After DISH pulled the plug on TCM, CNN, CNN en Espanol, HLN, TruTV, Cartoon Network, Adult Swim, and Boomerang at 2 a.m. (ET) on October 21, the satcaster began
trying to fool viewers simulcasting similar programming on the blacked out channels. TCM has been replaced by FXM, MSNBC is now simulcast on the channels that previously carried CNN and HLN, and Discovery Family (formerly the Hub) is replacing Cartoon Network and Boomerang.
For as many as 14 million TCM viewers who subscribe to DISH, this is like the gift of a pox covered blanket. Because, while FXM (formerly known as Fox Movie Channel) may have previously been a commercial-free classic film channel, the network now devotes most of its advertiser-supported lineup to recent Fox releases like the Adam Sandler classic DON’T MESS WITH THE ZOHAN (2008). Even worse, many of these films are edited for content. In the case of Adam Sandler “comedies” that may be a gift, but that’s not really the point.
FXM’s relationship with classic film has been more complicated than the plot of THE BIG SLEEP. The channel began life in 1994 as fXM: Movies from Fox, with programming from the 20th Century Fox film library. It was rechristened Fox Movie Channel in 2000 and, for the next 12 years, broadcast films from the mid-1930s through the 1970s during the day, often in cropped or panned-and-scanned transfers that had been created for broadcast TV syndication packages in the pre-widescreen TV days. In primetime, Fox Movie Channel programmed more contemporary classics like THE FABULOUS BAKER BOYS (1989), often with specially created wraparounds featuring Fox executives and guests.
In 2012, the network switched to a 50/50 hybrid format, with Fox Movie Channel during the overnight and daytime hours and the newly branded – and now advertiser supported – FXM in primetime. And, in June of 2014, the channel officially switched to the FXM brand name, while retaining classics from roughly 3 a.m. until 2 p.m. The overnight/daytime lineup was rebranded FXM Retro and remains commercial free (during the films, at least).
You can still find the occasional classic film jewel in the wreckage that remains, but you have to look hard. Because the FXM website makes no reference to FXM Retro, the on-line schedule only begins at 2 p.m., and the TV listings site Zap2it.com doesn’t list the channel at all. There is a dedicated FXM Retro website, but you have to specifically look for it, and it’s not linked to on the main FXM site. This makes FXM Retro America’s only Secret Classic Film Network™. And now, thanks to DISH, it’s coming out of the black-and-white shadows.
While I may joke about this mess, it’s affecting lots of people in a very negative way. TCM fans are a dedicated bunch, and for some, the channel is a companion, a comfort, and even a nurse during times of serious illness. Both DISH and Turner Broadcasting need to get past the gamesmanship and get back to what really matters: the viewer.

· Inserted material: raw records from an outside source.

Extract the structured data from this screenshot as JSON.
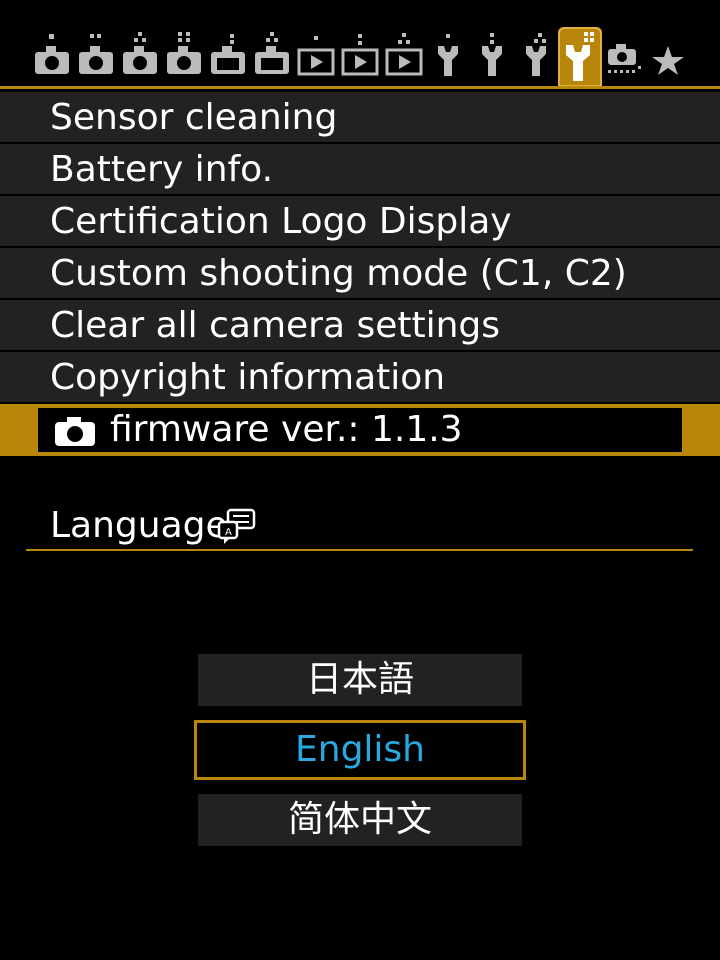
{
  "tabs": [
    {
      "icon": "camera-tab-1-icon"
    },
    {
      "icon": "camera-tab-2-icon"
    },
    {
      "icon": "camera-tab-3-icon"
    },
    {
      "icon": "camera-tab-4-icon"
    },
    {
      "icon": "camera-tab-5-icon"
    },
    {
      "icon": "camera-tab-6-icon"
    },
    {
      "icon": "playback-tab-1-icon"
    },
    {
      "icon": "playback-tab-2-icon"
    },
    {
      "icon": "playback-tab-3-icon"
    },
    {
      "icon": "setup-tab-1-icon"
    },
    {
      "icon": "setup-tab-2-icon"
    },
    {
      "icon": "setup-tab-3-icon"
    },
    {
      "icon": "setup-tab-4-icon",
      "active": true
    },
    {
      "icon": "custom-function-tab-icon"
    },
    {
      "icon": "my-menu-star-icon"
    }
  ],
  "menu": {
    "items": [
      {
        "label": "Sensor cleaning"
      },
      {
        "label": "Battery info."
      },
      {
        "label": "Certification Logo Display"
      },
      {
        "label": "Custom shooting mode (C1, C2)"
      },
      {
        "label": "Clear all camera settings"
      },
      {
        "label": "Copyright information"
      },
      {
        "label": "firmware ver.: 1.1.3",
        "selected": true
      }
    ]
  },
  "language": {
    "title": "Language",
    "options": [
      "日本語",
      "English",
      "简体中文"
    ],
    "selected": "English"
  },
  "colors": {
    "accent": "#b8860b",
    "selected_text": "#29a8e0",
    "row_bg": "#222222",
    "background": "#000000"
  }
}
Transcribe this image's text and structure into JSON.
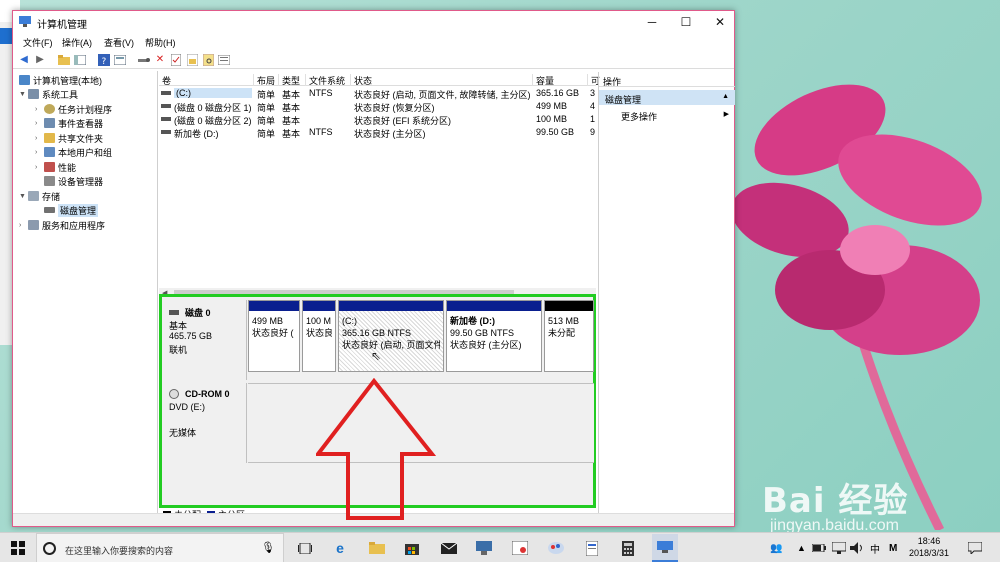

Special thanks to Richard Kirkham, Ashley Phipps, Laura Grieve, and Valerie Frederick for their help with this article. For my original post on the DISH blackout, click here.